Our friend Tim is a fully deputized Washington Beer Blog Correspondent. Tim is currently on assignment in Argentina. I am guessing that his adventures don’t match my imagination. Tim is on vacation and is generously reporting to us about what kind of beer he finds as he bounces around the country between Buenos Aires and Mendoza. In a country where wine reigns supreme, Tim has managed to find some craft beer – cerveza artesenal, as the locals call it.

The brewery at Buller Brewing.

 

“I knew about Buller Brewing and sought them out,” says Tim via email. “I went to one of their pubs – the one right across the street from the Recoleta Cemetery, where Evita is buried.”

If there is a craft beer revolution happening in Argentina, and that is a big if, Buller Brewing started it. In operation for more than a decade, Buller Brewing operates two gastropubs in Buenos Aires: one near the famous cemetery and the other downtown. They are slick, urban establishments that morph into lively night clubs after dark. According to our reporter, Buller Brewing is not exactly like your cute, little neighborhood pub. After all, Buenos Aires makes Seattle look like a sleepy little one-horse town.

The beer lineup at Buller Brewing includes Light Lager, Blonde Ale, Honey Ale, IPA and Stout.
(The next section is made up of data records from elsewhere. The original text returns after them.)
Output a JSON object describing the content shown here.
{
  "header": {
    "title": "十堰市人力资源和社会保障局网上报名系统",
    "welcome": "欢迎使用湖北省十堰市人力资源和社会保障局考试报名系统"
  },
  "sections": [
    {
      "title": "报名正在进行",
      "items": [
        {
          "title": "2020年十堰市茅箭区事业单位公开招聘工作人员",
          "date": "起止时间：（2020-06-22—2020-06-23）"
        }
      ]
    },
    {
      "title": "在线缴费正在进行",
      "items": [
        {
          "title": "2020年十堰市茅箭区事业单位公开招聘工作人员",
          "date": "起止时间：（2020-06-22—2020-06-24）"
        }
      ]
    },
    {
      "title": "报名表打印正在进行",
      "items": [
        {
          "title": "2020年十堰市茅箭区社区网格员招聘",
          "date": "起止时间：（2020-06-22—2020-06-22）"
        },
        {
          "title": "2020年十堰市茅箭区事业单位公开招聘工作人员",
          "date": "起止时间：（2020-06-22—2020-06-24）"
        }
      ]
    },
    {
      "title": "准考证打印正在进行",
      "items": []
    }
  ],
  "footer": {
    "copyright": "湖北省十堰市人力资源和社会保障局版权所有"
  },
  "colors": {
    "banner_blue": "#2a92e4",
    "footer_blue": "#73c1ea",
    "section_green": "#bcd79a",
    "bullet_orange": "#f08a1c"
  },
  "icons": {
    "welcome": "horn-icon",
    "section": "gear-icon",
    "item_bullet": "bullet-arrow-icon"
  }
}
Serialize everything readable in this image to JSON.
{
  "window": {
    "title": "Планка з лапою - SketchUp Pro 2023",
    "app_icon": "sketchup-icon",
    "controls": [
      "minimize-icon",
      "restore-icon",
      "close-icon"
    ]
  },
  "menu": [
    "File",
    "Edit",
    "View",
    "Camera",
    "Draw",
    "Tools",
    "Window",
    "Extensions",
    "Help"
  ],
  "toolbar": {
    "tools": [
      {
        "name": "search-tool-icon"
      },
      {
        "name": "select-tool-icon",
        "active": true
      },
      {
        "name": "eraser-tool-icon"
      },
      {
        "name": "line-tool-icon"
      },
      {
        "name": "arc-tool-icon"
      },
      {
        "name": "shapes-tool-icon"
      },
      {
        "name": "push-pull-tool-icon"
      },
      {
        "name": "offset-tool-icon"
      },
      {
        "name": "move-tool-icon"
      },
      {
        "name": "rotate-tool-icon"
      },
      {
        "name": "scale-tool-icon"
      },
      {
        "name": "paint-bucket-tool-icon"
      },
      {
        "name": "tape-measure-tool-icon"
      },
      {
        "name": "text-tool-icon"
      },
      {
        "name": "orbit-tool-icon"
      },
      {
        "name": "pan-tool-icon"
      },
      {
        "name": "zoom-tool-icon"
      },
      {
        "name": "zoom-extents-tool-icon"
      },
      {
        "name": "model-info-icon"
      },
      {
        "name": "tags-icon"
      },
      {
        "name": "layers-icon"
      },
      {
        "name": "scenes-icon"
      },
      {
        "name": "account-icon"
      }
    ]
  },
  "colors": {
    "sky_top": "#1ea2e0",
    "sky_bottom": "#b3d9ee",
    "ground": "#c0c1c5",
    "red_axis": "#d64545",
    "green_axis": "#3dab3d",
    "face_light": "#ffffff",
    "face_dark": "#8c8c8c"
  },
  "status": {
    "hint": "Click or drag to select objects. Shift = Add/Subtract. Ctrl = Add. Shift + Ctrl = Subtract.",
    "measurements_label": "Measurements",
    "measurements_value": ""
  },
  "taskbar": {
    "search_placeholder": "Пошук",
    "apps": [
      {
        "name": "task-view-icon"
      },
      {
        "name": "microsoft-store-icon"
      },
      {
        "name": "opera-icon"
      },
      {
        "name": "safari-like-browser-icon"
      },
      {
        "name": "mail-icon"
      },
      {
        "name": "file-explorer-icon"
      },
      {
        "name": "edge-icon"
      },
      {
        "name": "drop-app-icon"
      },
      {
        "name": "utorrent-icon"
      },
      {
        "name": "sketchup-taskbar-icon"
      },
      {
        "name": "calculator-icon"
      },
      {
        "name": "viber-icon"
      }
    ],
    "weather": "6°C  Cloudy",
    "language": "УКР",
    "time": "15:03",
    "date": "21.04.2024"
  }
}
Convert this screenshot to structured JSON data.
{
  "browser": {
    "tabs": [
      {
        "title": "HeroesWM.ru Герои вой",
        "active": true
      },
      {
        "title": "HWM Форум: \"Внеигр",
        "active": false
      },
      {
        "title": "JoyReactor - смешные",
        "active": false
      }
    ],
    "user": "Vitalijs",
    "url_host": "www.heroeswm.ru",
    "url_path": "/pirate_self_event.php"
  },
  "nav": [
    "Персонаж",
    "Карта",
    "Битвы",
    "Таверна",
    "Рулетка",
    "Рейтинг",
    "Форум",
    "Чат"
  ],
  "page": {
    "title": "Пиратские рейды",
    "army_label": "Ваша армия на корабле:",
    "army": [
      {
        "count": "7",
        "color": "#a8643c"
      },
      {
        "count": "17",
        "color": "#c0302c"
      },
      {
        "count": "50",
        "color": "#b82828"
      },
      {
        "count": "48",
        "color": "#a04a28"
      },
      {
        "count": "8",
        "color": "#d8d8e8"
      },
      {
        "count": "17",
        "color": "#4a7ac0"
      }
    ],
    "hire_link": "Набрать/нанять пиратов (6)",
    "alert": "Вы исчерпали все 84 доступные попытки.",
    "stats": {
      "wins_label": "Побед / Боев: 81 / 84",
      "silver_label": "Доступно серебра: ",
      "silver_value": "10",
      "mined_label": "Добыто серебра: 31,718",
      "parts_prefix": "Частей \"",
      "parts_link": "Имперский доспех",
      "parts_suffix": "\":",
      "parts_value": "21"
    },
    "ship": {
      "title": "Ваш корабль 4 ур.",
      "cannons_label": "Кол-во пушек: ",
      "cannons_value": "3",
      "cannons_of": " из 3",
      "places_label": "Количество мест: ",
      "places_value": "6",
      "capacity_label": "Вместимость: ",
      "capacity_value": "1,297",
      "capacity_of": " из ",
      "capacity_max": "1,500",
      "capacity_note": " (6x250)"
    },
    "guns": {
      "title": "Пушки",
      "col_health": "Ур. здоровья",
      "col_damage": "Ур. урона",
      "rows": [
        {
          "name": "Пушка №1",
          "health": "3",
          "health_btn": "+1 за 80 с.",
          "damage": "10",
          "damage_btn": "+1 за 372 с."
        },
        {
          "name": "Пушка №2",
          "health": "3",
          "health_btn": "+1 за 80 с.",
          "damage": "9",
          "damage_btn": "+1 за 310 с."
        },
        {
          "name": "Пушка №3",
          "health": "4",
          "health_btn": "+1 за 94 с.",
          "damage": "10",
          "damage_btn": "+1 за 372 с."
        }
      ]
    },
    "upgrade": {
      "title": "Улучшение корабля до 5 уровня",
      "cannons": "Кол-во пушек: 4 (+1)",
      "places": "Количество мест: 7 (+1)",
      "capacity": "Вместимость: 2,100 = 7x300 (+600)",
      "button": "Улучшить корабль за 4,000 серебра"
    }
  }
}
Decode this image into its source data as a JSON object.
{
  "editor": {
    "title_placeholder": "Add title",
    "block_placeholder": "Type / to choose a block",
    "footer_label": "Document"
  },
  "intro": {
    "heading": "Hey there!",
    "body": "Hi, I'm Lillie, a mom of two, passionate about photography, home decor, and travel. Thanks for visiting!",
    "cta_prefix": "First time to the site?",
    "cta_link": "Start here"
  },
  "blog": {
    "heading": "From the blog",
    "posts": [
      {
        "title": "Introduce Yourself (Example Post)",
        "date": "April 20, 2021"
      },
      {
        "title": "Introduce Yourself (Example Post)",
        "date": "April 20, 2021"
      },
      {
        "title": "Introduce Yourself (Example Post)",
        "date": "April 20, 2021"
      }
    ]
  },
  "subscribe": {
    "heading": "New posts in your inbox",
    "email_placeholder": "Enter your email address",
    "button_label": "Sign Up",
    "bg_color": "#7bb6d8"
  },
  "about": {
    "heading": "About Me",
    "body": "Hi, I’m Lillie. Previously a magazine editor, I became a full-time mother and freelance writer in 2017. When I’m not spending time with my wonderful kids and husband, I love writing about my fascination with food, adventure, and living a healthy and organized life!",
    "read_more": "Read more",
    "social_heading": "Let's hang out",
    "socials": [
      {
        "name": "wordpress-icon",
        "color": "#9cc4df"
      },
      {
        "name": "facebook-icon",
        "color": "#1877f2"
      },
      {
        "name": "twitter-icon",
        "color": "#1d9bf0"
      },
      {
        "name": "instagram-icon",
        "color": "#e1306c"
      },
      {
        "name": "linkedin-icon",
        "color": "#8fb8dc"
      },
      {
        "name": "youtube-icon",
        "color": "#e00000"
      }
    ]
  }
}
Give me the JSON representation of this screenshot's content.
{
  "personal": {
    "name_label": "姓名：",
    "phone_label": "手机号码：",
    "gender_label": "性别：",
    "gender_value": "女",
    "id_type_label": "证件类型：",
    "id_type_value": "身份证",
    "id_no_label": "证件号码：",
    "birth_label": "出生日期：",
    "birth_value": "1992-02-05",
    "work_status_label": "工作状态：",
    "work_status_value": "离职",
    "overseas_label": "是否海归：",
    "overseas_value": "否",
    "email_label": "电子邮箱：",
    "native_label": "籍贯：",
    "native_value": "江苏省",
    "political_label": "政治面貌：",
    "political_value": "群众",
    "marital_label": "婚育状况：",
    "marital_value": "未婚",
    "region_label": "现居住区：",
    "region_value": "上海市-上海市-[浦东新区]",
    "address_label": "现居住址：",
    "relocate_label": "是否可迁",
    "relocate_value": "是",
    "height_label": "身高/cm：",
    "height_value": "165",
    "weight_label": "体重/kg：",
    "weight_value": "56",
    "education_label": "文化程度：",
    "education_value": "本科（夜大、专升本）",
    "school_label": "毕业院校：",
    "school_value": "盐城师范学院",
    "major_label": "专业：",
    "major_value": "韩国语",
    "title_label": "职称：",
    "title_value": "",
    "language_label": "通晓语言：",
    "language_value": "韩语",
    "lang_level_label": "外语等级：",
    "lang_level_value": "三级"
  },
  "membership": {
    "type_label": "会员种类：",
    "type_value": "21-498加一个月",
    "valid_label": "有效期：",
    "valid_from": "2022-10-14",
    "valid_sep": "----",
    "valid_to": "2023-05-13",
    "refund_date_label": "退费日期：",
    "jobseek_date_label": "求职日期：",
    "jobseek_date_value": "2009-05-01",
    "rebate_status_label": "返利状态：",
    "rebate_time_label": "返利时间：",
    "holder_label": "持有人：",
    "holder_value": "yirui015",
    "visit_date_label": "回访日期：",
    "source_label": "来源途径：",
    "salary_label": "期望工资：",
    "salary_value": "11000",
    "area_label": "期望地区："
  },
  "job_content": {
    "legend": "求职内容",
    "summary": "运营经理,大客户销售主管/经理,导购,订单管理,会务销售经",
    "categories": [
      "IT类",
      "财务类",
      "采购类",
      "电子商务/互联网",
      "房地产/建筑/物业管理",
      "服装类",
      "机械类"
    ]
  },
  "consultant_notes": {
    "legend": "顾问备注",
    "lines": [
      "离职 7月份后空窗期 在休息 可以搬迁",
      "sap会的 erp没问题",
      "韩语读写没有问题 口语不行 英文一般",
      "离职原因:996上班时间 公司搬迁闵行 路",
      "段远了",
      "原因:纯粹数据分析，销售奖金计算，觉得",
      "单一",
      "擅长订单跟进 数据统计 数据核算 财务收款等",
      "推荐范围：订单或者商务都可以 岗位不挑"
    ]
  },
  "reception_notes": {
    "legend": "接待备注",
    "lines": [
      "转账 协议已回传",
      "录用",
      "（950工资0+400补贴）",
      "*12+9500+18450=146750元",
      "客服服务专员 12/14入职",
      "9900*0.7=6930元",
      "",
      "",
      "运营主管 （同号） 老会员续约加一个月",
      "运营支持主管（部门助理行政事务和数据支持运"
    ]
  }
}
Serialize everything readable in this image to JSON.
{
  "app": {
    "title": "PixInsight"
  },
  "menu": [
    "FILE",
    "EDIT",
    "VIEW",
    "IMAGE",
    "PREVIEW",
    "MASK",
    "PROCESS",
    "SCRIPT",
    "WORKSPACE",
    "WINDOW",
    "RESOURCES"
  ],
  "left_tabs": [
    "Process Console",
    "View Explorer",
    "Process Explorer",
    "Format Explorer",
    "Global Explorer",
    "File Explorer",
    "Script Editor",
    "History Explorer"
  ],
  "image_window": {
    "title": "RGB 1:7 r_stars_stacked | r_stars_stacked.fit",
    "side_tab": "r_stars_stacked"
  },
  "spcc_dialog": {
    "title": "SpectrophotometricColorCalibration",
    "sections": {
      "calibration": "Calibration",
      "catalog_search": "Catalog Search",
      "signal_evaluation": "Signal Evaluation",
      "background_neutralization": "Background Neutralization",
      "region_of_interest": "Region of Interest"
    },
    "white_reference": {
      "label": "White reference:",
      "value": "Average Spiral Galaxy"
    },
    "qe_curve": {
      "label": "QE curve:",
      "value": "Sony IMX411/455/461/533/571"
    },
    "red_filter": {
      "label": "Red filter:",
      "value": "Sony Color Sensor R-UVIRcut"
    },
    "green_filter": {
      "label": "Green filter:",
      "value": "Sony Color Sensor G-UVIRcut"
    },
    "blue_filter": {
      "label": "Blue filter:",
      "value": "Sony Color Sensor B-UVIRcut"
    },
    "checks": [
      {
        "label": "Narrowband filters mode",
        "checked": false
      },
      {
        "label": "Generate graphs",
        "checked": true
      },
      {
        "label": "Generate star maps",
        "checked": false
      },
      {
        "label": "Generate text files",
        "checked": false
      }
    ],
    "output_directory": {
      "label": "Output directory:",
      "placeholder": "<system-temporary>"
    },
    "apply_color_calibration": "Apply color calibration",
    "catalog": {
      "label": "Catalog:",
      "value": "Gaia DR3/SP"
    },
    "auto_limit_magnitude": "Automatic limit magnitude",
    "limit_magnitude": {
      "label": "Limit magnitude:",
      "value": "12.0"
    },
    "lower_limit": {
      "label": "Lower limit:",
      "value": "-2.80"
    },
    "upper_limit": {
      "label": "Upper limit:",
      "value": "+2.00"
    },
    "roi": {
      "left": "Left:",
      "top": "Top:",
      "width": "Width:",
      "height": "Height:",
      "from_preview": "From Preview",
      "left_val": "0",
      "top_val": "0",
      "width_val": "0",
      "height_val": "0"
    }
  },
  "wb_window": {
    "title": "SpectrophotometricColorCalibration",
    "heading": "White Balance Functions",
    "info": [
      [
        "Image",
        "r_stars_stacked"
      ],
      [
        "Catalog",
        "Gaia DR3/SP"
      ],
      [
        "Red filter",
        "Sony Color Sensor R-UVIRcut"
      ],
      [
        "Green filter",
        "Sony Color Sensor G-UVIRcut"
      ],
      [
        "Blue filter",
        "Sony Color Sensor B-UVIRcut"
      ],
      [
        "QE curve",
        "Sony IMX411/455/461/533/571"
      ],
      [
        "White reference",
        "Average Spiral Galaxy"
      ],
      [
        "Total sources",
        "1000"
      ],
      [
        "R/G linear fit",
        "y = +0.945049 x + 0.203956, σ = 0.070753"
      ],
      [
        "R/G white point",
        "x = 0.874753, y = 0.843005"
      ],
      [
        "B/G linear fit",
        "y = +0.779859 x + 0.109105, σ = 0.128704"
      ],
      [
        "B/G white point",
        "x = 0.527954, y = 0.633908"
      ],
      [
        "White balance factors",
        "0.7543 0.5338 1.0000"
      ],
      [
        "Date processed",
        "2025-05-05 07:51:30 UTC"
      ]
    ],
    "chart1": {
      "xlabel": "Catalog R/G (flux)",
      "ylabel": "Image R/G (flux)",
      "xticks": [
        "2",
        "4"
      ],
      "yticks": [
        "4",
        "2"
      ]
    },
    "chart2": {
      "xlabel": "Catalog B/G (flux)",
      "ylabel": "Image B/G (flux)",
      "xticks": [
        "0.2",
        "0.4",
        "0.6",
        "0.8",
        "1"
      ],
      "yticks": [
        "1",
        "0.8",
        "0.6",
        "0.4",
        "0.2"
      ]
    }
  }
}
Tim reports that the beers are serviceable but nothing like he is used to drinking at home (Seattle). That is, he’s not complaining. “Honey Ale is a big deal here in Argentina. It’s basically a blond ale with a sweet taste. Also, the IPAs here taste like malt and not hops.”

Antares – A chain of apparently swanky brewpubs.

One more beer stop in Buenos Aires: Cerveza Atresenal Antares. Located in the Palermo neighborhood, this is one of several Antares locations in Argentina (at least a dozen). Again, this place is urbane, big and swanky. Unless something was lost in translation, the company’s main brewery is in Mar del Plata, where it produces beer for both domestic and export markets. Each location in Argentina has its own brewery, which comes complete with the individual brewer’s creative flair. Antares is not exactly small, but it is crafty and produces a full compliment of beer styles ranging from Kolsch to Stout. Yes, and a honey beer.

But it is not all about the big city. And my imagination runs wild again.

A dirty little kid with a big smile is totally unaware that I’m watching as he uses a stick to push a tireless bicycle wheel down the dusty street. Across the way, a group of more dirty kids chase a half-flat soccer ball and a cloud of dust around a vacant lot. I walk into a place that looks like it might be a bar. Everyone stares. I struggle to remember the words, knowing that a few precious phrases are essential for my survival. “Disculpe, señor, necesito una cerveza, por favor.” The beer is barely cold, it is closer to tepid, and the glass is dirty. Everything is perfect. Muchas gracias.

Ah, I can dream.

Tim tells us about the next stop.  “The next brewery, we just happened to stumble upon,” Tim explains. “We found Cerveza Artesanal Pirca along the roadside in an area called Colonia Suiza as we approached the city of Mendoza. It’s on the other side of the county, up against the foothills of the Andes. Pirca has a rustic beer garden and taproom.”

The beer selection at Cerveza Artesanal Pirca was simple: a Rubio, a Rojo, and a Negro (blond, red, and black). Again, Tim describes the beers as adequate, but given how far away from home he is, they are welcomed and refreshing.

Tim’s travel companions – Gigi and Marcus.

We’ve turned Tim loose now. Maybe we will hear more from him. We hope not. Just go have fun, Tim. Leave us to our daydreaming.

SOURCE: www.washingtonbeerblog.com

Photos by Tim West